“The CA1 region is metabolically very vulnerable,” he said. “This area has abundant glutamatergic projections, and if excessively liberated, glutamate has a cytotoxic effect. There's a fine line between maintaining the critical relay function of the CA1 region, which is glutamate dependent, and disrupting it with excessive stimulation by glutamate.”
ROLE IN SPATIAL MEMORY
Experiments conducted over many years, most notably by John O'Keefe, PhD, and colleagues at University College London, have shown that the hippocampal CA1 neurons of animals are critical to the navigation and the consolidation of spatial memories. Lesions to that area produce impairments in spatial memory and disrupt the ability to build new mental maps of an area.
A 2003 Nature paper reported a similar correlation in humans. Using single cell recordings from a total of 317 electrodes that had been implanted by physicians in seven patients with intractable epilepsy in an effort to locate the focus of their seizures, the authors found that activity in the hippocampus occurred when the patients viewed specific locations in a virtual town they were exploring on a computer screen. In addition, neurons in the parahippocampal cortex of the subjects increased their firing rate when the subjects viewed familiar landmarks. This demonstrated that humans not only have neurons in the hippocampus that enable them to produce a mental map of a place, as do rats, but they also have neurons in other brain regions that respond to familiar landmarks.
“Together, these make up important components of how we know where we are, based both on where we are standing and on what we see,” said Arne Ekstrom, PhD, the lead author of the 2003 Nature paper.
Dr. Ekstrom considers the work of Dr. Bartsch and his colleagues to be “a significant contribution” to understanding what the hippocampus does. “I think it implicates place coding not just in the hippocampus, which is what my paper showed, but specifically in a subregion of the hippocampus — the CA1,” said Dr. Ekstrom, assistant professor at the Center for Neuroscience of the University of California-Davis. “That's a significant step forward.”
Dr. Ekstrom believes the Science paper will have an impact on research into Alzheimer disease and memory in general. “I think it will lead researchers to focus more on the contribution of the CA1 area of hippocampus to memory,” he said. “In particular, I think it will lead to a greater focus on how this subregion might contribute to diseases like Alzheimer's, which produce problems in spatial memory.

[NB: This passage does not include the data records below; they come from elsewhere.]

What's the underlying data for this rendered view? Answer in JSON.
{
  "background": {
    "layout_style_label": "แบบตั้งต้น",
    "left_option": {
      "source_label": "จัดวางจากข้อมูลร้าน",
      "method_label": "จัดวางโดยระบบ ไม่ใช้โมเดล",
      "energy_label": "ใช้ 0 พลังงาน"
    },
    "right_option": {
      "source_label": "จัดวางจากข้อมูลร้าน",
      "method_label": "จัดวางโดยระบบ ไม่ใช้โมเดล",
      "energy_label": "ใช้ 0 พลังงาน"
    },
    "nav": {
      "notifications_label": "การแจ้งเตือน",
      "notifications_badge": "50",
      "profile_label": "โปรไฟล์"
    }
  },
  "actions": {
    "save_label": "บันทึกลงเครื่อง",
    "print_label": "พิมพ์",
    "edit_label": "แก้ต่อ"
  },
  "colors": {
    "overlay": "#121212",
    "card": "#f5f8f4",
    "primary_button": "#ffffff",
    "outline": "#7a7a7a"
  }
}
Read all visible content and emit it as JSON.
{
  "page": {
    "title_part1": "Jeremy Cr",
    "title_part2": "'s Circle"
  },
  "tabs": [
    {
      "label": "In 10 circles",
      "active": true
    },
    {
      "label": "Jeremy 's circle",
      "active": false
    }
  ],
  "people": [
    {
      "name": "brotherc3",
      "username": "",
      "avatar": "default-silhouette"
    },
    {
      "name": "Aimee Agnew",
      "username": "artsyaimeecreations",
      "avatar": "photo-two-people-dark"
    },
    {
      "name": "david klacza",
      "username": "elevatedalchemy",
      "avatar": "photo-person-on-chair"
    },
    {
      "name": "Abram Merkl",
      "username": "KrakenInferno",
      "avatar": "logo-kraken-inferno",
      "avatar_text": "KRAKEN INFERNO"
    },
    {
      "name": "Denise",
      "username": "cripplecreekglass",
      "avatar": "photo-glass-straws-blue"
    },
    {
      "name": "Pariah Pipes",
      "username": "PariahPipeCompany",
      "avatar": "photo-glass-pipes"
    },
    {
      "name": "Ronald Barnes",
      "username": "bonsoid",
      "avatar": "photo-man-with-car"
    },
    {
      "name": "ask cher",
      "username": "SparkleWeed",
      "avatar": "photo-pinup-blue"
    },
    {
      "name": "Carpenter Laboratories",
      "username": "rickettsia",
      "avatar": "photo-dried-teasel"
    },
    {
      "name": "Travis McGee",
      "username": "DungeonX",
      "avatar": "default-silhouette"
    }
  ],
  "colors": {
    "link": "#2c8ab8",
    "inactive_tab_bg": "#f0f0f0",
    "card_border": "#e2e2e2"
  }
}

Right now we don't have well-developed techniques for imaging activity in subregions of the hippocampus because these regions are small — on the order of millimeters in some places — and generally difficult to image with current methods.”
Dr. Bartsch acknowledged that the findings obtained from TGA patients would have been impossible without the widespread availability of high-resolution MRI equipment. “Normal MRI imaging has reached such a high level of resolution that we now can reliably detect these lesions in these patients,” he said.
Eric Kandel, MD, who won the 2000 Nobel Prize in Physiology or Medicine for his lifelong research on the physiological basis of memory, expressed admiration for the Science paper. “To use global amnesia, which is a temporary impairment of explicit memory – that's a wonderful idea,” said Dr. Kandel, University Professor and Fred Kavli Professor and Director of the Kavli Institute for Brain Science at the Columbia University College of Physicians and Surgeons.
“It is not surprising that CA1 is critical for spatial memory. All the rodent work shows that. And we've known from imaging studies done in England that taxi drivers in London, who have to know their way around London, the longer they've driven the larger their hippocampus,” he said. “And when they think about how to go from one place to another, their hippocampus lights up. They clearly recruit the hippocampus for spatial memory. This paper is a confirmatory story done in an extremely interesting clinical context that shows that what we suspected from studies on rodents applies to people.”